Uh, because, mermaids. Duh.
I was given the Oceanic Tarot deck to review from Cico books and, therefore, *squeee*. The Oceanic Tarot deck is how it sounds: ocean themed. The author scuba dives and their work reflects their love for the ocean. It’s no surprise that this is the theme of the deck. Her love for the ocean shines through the cards.
The deck comes in a very sturdy box, made to be proudly displayed. The box opens from the side, a cute feature that I haven’t come across yet. I still can’t get over how cool the box is. It now lives beside my Beautiful Creatures deck.
Let’s talk about the book
The booklet that comes with the Oceanic Tarot deck is more than a LWB (little white booklet). It’s just as much a work of art as the deck is. A female mermaid reaching up to the sky is displayed on the matte cover: “Oceanic Tarot: Discover the Secrets and Wisdom of the Sea.” The Oceanic Tarot LWB is in full color and the size of a small, square book.
Each card, the author explains, has both an “easy meaning” and a “quick advice.” Those two features make the deck ideal for a beginner and a one-card drawing. Practical tips are included, covering imprinting your energy to reading the cards.
How one begins to read the cards follows in the next section. That part of the book goes step-by-step to guide the beginner through the cards. For instance, the Oceanic Tarot book suggests that you start by setting your intention, and addresses the idea that no one else is to touch your cards. Following that, the author outlines some simple spreads, and then spreads that are more complicated. I, personally, won’t be at the point where I can do those anytime soon.
How the book makes reading so simple
The LWB follows other decks in the sense that it gives the basics generally in the same order as others. However, the author adds not only the basic introduction for Tarot, but also suggestions on how to read the cards. You’ll find in the next section that there is a basic something or other that the author includes in the cards.

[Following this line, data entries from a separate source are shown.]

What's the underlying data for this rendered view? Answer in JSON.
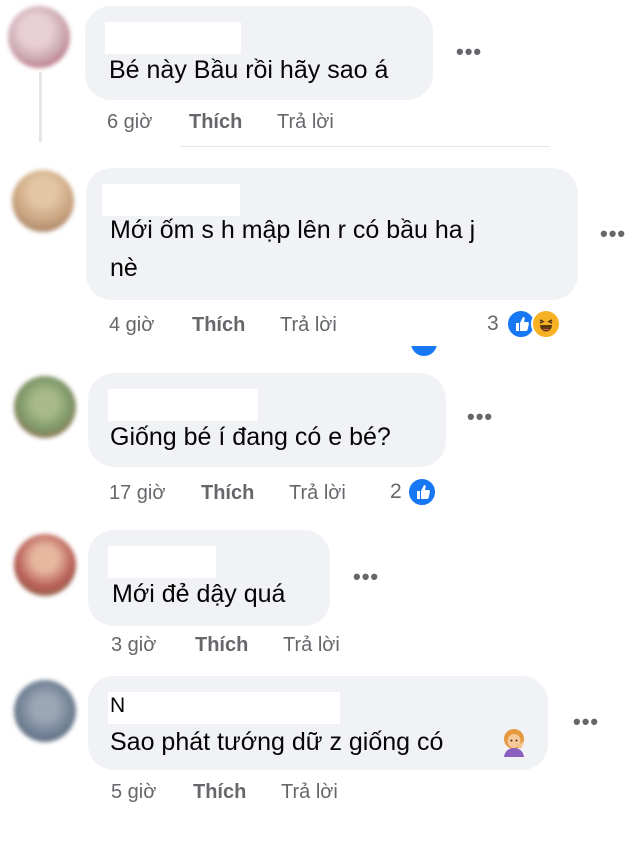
{
  "comments": [
    {
      "text_lines": [
        "Bé này Bầu rồi hãy sao á"
      ],
      "time": "6 giờ",
      "like": "Thích",
      "reply": "Trả lời",
      "reaction_count": "",
      "avatar_color": "#c9a3ad"
    },
    {
      "text_lines": [
        "Mới ốm s h mập lên r có bầu ha j",
        "nè"
      ],
      "time": "4 giờ",
      "like": "Thích",
      "reply": "Trả lời",
      "reaction_count": "3",
      "avatar_color": "#c8a27f"
    },
    {
      "text_lines": [
        "Giống bé í đang có e bé?"
      ],
      "time": "17 giờ",
      "like": "Thích",
      "reply": "Trả lời",
      "reaction_count": "2",
      "avatar_color": "#7e9a6a"
    },
    {
      "text_lines": [
        "Mới đẻ dậy quá"
      ],
      "time": "3 giờ",
      "like": "Thích",
      "reply": "Trả lời",
      "reaction_count": "",
      "avatar_color": "#b65b55"
    },
    {
      "text_lines": [
        "Sao phát tướng dữ z giống có"
      ],
      "name_initial": "N",
      "time": "5 giờ",
      "like": "Thích",
      "reply": "Trả lời",
      "reaction_count": "",
      "avatar_color": "#6f7f93"
    }
  ],
  "more_glyph": "•••",
  "icons": {
    "like": "like-icon",
    "haha": "haha-icon",
    "emoji": "woman-emoji-icon"
  },
  "colors": {
    "bubble": "#f0f2f5",
    "meta": "#65676b",
    "like_blue": "#1877f2",
    "haha_yellow": "#f7b125"
  }
}
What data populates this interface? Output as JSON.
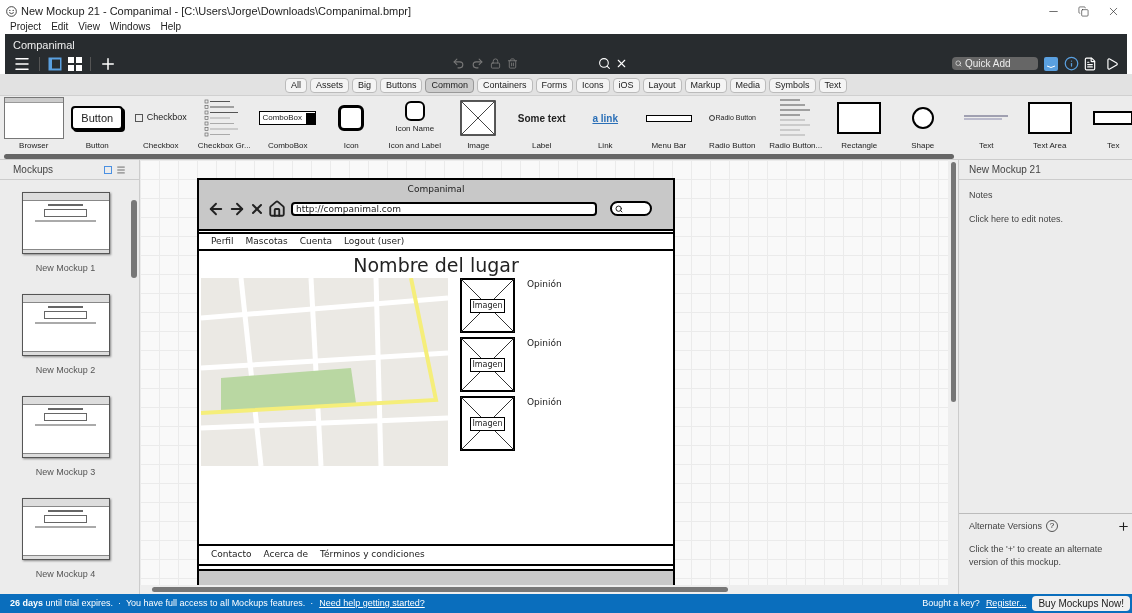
{
  "window": {
    "title": "New Mockup 21 - Companimal - [C:\\Users\\Jorge\\Downloads\\Companimal.bmpr]"
  },
  "menu": [
    "Project",
    "Edit",
    "View",
    "Windows",
    "Help"
  ],
  "project_title": "Companimal",
  "quick_add": {
    "placeholder": "Quick Add"
  },
  "filters": [
    {
      "label": "All",
      "selected": false
    },
    {
      "label": "Assets",
      "selected": false
    },
    {
      "label": "Big",
      "selected": false
    },
    {
      "label": "Buttons",
      "selected": false
    },
    {
      "label": "Common",
      "selected": true
    },
    {
      "label": "Containers",
      "selected": false
    },
    {
      "label": "Forms",
      "selected": false
    },
    {
      "label": "Icons",
      "selected": false
    },
    {
      "label": "iOS",
      "selected": false
    },
    {
      "label": "Layout",
      "selected": false
    },
    {
      "label": "Markup",
      "selected": false
    },
    {
      "label": "Media",
      "selected": false
    },
    {
      "label": "Symbols",
      "selected": false
    },
    {
      "label": "Text",
      "selected": false
    }
  ],
  "library": [
    {
      "kind": "browser",
      "label": "Browser"
    },
    {
      "kind": "button",
      "label": "Button",
      "preview": "Button"
    },
    {
      "kind": "checkbox",
      "label": "Checkbox",
      "preview": "Checkbox"
    },
    {
      "kind": "checkbox_group",
      "label": "Checkbox Gr..."
    },
    {
      "kind": "combobox",
      "label": "ComboBox",
      "preview": "ComboBox"
    },
    {
      "kind": "icon",
      "label": "Icon"
    },
    {
      "kind": "icon_label",
      "label": "Icon and Label",
      "preview": "Icon Name"
    },
    {
      "kind": "image",
      "label": "Image"
    },
    {
      "kind": "label",
      "label": "Label",
      "preview": "Some text"
    },
    {
      "kind": "link",
      "label": "Link",
      "preview": "a link"
    },
    {
      "kind": "menubar",
      "label": "Menu Bar"
    },
    {
      "kind": "radio",
      "label": "Radio Button",
      "preview": "Radio Button"
    },
    {
      "kind": "radio_group",
      "label": "Radio Button..."
    },
    {
      "kind": "rectangle",
      "label": "Rectangle"
    },
    {
      "kind": "shape",
      "label": "Shape"
    },
    {
      "kind": "text",
      "label": "Text"
    },
    {
      "kind": "textarea",
      "label": "Text Area"
    },
    {
      "kind": "textinput",
      "label": "Tex"
    }
  ],
  "mockups": {
    "title": "Mockups",
    "items": [
      {
        "label": "New Mockup 1"
      },
      {
        "label": "New Mockup 2"
      },
      {
        "label": "New Mockup 3"
      },
      {
        "label": "New Mockup 4"
      }
    ]
  },
  "canvas": {
    "title": "Companimal",
    "url": "http://companimal.com",
    "nav": [
      "Perfil",
      "Mascotas",
      "Cuenta",
      "Logout (user)"
    ],
    "heading": "Nombre del lugar",
    "reviews": [
      {
        "image": "Imagen",
        "text": "Opinión"
      },
      {
        "image": "Imagen",
        "text": "Opinión"
      },
      {
        "image": "Imagen",
        "text": "Opinión"
      }
    ],
    "footer": [
      "Contacto",
      "Acerca de",
      "Términos y condiciones"
    ]
  },
  "inspector": {
    "title": "New Mockup 21",
    "notes_label": "Notes",
    "notes_hint": "Click here to edit notes.",
    "alternates_title": "Alternate Versions",
    "help": "?",
    "alternates_hint": "Click the '+' to create an alternate version of this mockup."
  },
  "status": {
    "message": "**26 days** until trial expires.  ·  You have full access to all Mockups features.  ·",
    "help_link": "Need help getting started?",
    "key_text": "Bought a key?",
    "register": "Register...",
    "buy": "Buy Mockups Now!"
  }
}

For the ease of the reader, the author lays out the Oceanic symbols for each suit in a chart. She also goes on to give a one word key term from Ace through Ten by the numbers. I found this incredibly beneficial for the beginner because it’s a guide through the cards that still allows your intuition to prosper through the reading. Another feature of the Oceanic Tarot in the LWB for the minor arcana is that there are meanings for “you” cards. Those cards are the o=positions of a spread that reveal you and your current situation.
The Oceanic Tarot cards
The cards are meant to stimulate your intuition. I’ve heard that the proper way to read Tarot is by using your intuition rather than memorizing the meanings. I appreciate the simplicity of the cards. The Oceanic Tarot deck, much like the Under the Roses Lenormand deck, has little else going on in the background of the major arcana. I mention only the major Arcana because the minor arcana are simply the number of the suit with a generic background.
The Oceanic Tarot deck’s Minor Arcana at first disappointed me. I wanted to see more artwork than what it was giving me but I quickly learned that the lack of unique pictures didn’t detract from the cards. At the bottom of every card, both major arcana and minor arcana, have a keyword. I absolutely love that. For instance, the King of Cups’ keyword is “understanding.” The book goes on to say that the King can be distant sometimes. By the look on his face I could tell that he was out of focus, transfixed by some thought he had.
The illustrations of the cards is simple water-works, unlike the Tarot of the Night or Tarot Gothica. This is simple and doesn’t try to make the pictures seem realistic. The artist embraces what she’s good at and it works well with the cards. In fact, I don’t think more “realistic” (for lack of a better word) illustrations would look as good as this. Whereas Tarot Gothica looks like a picture taken on a camera, the Oceanic Tarot doesn’t try to pretend to be something it’s not.